* Goal of the exercise *
Reproduce the whole of the data exactly.

════════════════

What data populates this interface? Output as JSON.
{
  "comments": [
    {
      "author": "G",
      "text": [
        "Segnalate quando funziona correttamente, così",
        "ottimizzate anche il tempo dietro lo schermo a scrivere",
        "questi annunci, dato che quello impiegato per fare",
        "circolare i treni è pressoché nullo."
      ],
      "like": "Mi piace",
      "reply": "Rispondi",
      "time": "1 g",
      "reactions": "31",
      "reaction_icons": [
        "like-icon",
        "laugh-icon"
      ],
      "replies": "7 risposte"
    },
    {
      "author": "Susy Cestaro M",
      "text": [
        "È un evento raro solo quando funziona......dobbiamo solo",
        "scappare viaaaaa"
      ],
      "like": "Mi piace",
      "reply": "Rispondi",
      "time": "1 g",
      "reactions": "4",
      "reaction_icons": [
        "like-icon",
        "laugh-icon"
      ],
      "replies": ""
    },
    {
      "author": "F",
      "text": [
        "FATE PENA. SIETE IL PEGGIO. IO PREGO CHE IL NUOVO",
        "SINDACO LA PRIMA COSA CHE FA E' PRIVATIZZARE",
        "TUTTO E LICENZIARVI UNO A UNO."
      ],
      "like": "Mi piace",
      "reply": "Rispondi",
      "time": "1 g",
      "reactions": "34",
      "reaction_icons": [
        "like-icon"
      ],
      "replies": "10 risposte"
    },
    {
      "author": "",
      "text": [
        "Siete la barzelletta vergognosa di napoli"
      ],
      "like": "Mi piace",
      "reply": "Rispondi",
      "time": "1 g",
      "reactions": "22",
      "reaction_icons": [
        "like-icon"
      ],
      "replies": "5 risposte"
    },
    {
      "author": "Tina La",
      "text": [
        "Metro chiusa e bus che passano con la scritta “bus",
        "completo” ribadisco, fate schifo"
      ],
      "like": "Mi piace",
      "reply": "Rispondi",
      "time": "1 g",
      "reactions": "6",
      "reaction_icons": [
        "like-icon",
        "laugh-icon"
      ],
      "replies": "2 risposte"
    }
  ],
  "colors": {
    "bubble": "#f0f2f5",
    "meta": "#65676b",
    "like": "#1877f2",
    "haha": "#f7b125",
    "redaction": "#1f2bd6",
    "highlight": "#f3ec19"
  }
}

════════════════

* Response to the task *
What data populates this interface? Output as JSON.
{
  "comments": [
    {
      "author": "G",
      "text": [
        "Segnalate quando funziona correttamente, così",
        "ottimizzate anche il tempo dietro lo schermo a scrivere",
        "questi annunci, dato che quello impiegato per fare",
        "circolare i treni è pressoché nullo."
      ],
      "like": "Mi piace",
      "reply": "Rispondi",
      "time": "1 g",
      "reactions": "31",
      "reaction_icons": [
        "like-icon",
        "laugh-icon"
      ],
      "replies": "7 risposte"
    },
    {
      "author": "Susy Cestaro M",
      "text": [
        "È un evento raro solo quando funziona......dobbiamo solo",
        "scappare viaaaaa"
      ],
      "like": "Mi piace",
      "reply": "Rispondi",
      "time": "1 g",
      "reactions": "4",
      "reaction_icons": [
        "like-icon",
        "laugh-icon"
      ],
      "replies": ""
    },
    {
      "author": "F",
      "text": [
        "FATE PENA. SIETE IL PEGGIO. IO PREGO CHE IL NUOVO",
        "SINDACO LA PRIMA COSA CHE FA E' PRIVATIZZARE",
        "TUTTO E LICENZIARVI UNO A UNO."
      ],
      "like": "Mi piace",
      "reply": "Rispondi",
      "time": "1 g",
      "reactions": "34",
      "reaction_icons": [
        "like-icon"
      ],
      "replies": "10 risposte"
    },
    {
      "author": "",
      "text": [
        "Siete la barzelletta vergognosa di napoli"
      ],
      "like": "Mi piace",
      "reply": "Rispondi",
      "time": "1 g",
      "reactions": "22",
      "reaction_icons": [
        "like-icon"
      ],
      "replies": "5 risposte"
    },
    {
      "author": "Tina La",
      "text": [
        "Metro chiusa e bus che passano con la scritta “bus",
        "completo” ribadisco, fate schifo"
      ],
      "like": "Mi piace",
      "reply": "Rispondi",
      "time": "1 g",
      "reactions": "6",
      "reaction_icons": [
        "like-icon",
        "laugh-icon"
      ],
      "replies": "2 risposte"
    }
  ],
  "colors": {
    "bubble": "#f0f2f5",
    "meta": "#65676b",
    "like": "#1877f2",
    "haha": "#f7b125",
    "redaction": "#1f2bd6",
    "highlight": "#f3ec19"
  }
}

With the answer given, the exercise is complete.